**Task instructions**
Give the number of lines in the following entries that contain the word "주간복권", with nothing added.

**Listed entries**

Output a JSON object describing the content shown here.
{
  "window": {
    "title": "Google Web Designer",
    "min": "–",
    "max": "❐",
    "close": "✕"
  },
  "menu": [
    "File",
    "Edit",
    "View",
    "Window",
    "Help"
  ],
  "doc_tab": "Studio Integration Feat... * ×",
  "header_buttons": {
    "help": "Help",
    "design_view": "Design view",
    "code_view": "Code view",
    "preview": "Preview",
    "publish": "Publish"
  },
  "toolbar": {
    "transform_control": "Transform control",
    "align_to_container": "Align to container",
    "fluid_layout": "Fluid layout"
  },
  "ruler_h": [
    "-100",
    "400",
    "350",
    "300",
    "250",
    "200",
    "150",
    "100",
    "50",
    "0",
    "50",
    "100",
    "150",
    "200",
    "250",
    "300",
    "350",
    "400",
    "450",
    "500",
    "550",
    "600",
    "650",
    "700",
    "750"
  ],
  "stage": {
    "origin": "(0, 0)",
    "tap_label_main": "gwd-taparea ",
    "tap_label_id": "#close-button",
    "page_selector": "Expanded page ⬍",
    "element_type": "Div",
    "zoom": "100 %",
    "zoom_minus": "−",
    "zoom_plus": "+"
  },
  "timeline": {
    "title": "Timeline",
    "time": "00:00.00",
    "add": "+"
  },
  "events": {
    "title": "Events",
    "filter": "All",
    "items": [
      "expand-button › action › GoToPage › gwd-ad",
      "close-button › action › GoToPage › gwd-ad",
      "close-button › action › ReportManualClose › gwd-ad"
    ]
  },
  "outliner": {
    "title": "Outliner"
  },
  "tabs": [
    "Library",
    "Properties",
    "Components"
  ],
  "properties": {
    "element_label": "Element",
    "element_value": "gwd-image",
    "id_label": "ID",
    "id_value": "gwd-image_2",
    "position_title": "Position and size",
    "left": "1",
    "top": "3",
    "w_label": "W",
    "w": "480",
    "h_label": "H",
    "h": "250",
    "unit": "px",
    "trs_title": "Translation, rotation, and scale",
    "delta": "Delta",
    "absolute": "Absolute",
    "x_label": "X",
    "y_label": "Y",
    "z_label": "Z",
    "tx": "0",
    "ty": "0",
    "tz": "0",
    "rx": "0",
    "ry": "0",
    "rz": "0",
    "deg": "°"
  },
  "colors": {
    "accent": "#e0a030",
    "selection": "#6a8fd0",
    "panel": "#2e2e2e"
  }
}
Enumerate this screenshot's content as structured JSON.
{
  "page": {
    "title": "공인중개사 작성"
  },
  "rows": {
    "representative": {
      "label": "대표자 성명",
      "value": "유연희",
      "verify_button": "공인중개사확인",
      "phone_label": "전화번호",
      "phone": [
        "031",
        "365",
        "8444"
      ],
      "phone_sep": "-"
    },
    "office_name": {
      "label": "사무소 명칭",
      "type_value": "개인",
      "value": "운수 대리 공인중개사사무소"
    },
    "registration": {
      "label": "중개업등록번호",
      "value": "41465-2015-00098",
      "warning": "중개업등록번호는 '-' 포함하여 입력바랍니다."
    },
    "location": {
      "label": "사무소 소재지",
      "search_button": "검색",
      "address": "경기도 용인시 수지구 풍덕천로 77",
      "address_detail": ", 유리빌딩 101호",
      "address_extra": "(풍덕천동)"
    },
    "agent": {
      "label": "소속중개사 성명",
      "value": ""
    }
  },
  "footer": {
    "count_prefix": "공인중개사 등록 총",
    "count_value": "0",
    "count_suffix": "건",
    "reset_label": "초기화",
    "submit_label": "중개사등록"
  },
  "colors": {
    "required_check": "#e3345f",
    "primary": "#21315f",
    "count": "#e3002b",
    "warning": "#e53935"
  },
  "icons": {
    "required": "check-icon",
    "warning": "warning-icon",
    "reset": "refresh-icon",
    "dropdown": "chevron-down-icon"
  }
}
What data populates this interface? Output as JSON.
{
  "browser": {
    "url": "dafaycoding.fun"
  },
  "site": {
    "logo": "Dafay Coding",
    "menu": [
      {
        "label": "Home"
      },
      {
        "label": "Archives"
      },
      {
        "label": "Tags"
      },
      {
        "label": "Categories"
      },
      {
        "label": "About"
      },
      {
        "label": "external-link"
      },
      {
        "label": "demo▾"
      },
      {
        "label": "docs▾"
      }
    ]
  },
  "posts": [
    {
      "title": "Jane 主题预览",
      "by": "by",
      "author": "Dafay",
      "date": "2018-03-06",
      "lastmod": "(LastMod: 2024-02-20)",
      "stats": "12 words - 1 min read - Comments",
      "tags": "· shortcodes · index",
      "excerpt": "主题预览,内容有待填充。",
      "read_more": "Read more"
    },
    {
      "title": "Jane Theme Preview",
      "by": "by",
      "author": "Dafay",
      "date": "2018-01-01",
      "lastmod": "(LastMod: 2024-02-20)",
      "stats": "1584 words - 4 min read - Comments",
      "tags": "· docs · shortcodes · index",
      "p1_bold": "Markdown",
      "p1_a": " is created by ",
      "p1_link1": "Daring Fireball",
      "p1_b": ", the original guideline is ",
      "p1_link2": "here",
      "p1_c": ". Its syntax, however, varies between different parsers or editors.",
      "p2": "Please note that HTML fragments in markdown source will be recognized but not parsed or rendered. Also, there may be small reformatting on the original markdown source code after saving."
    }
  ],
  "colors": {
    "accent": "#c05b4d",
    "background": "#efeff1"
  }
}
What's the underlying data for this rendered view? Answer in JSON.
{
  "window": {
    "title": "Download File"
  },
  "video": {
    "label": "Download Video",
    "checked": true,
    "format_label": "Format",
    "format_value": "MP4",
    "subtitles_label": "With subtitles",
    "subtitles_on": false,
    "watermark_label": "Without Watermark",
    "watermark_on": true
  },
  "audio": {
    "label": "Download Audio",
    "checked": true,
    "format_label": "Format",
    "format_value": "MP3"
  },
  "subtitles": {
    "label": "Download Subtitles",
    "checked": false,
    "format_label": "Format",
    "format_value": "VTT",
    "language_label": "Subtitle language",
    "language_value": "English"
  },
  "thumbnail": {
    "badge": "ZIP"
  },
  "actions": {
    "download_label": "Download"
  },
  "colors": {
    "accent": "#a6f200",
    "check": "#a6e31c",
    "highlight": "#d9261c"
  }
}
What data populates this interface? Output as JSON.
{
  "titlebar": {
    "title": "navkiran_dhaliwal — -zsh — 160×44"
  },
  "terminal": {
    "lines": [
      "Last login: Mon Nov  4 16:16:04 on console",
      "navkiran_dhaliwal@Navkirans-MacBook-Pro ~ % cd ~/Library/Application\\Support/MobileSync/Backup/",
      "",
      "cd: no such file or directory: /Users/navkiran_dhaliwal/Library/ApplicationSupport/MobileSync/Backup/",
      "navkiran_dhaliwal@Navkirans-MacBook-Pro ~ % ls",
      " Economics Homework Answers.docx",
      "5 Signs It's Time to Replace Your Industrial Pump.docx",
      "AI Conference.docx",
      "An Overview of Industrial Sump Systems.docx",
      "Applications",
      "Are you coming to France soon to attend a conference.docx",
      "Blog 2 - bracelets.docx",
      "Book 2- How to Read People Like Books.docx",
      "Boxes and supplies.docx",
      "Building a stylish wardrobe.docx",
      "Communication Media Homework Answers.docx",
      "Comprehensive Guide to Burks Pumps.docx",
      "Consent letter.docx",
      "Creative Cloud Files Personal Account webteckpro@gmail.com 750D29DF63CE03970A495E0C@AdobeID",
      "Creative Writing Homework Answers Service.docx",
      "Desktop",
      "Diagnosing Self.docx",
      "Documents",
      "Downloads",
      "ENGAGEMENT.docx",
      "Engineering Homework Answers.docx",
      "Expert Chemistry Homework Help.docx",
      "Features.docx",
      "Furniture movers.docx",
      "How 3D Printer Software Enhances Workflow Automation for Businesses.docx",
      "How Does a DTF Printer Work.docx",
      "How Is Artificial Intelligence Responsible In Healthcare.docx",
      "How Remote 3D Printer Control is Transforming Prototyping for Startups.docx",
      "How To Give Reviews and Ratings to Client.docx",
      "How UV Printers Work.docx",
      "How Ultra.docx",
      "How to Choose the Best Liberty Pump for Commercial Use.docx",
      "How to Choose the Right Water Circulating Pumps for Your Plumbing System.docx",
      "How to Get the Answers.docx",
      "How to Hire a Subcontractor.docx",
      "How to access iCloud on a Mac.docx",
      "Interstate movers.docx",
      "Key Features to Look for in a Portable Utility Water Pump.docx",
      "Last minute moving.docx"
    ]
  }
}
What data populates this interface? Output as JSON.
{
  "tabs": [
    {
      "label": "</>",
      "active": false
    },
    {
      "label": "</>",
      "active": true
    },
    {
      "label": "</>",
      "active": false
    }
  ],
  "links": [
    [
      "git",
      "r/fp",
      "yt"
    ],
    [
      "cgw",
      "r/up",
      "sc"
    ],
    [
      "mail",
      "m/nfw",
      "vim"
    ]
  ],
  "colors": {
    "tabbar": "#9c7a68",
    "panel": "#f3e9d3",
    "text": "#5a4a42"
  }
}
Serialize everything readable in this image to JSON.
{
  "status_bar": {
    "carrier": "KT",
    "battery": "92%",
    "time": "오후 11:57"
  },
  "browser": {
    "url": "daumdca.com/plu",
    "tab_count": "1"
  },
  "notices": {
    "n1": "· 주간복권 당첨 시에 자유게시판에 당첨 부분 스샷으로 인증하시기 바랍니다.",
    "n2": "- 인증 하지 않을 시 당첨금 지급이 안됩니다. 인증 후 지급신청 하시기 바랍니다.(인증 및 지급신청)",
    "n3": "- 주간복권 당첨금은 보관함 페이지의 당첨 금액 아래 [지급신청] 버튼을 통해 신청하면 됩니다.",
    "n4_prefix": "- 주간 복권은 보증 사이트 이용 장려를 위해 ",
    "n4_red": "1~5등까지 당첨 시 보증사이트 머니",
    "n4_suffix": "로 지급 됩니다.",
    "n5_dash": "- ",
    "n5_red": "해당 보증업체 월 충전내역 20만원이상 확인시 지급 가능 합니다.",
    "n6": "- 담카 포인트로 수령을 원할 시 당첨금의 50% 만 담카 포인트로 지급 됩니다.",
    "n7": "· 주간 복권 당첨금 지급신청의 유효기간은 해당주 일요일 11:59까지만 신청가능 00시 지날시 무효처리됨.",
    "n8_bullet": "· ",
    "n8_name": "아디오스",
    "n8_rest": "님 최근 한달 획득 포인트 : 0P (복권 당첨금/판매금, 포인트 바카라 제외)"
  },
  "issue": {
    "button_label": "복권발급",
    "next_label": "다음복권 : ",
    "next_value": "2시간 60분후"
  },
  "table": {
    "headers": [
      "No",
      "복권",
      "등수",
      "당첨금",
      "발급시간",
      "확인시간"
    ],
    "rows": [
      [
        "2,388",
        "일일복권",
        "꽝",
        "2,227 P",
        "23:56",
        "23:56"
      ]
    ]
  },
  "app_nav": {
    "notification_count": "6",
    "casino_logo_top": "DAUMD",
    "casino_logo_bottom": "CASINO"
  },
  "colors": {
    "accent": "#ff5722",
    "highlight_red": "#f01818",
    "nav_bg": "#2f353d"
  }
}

**Result of this exercise**
2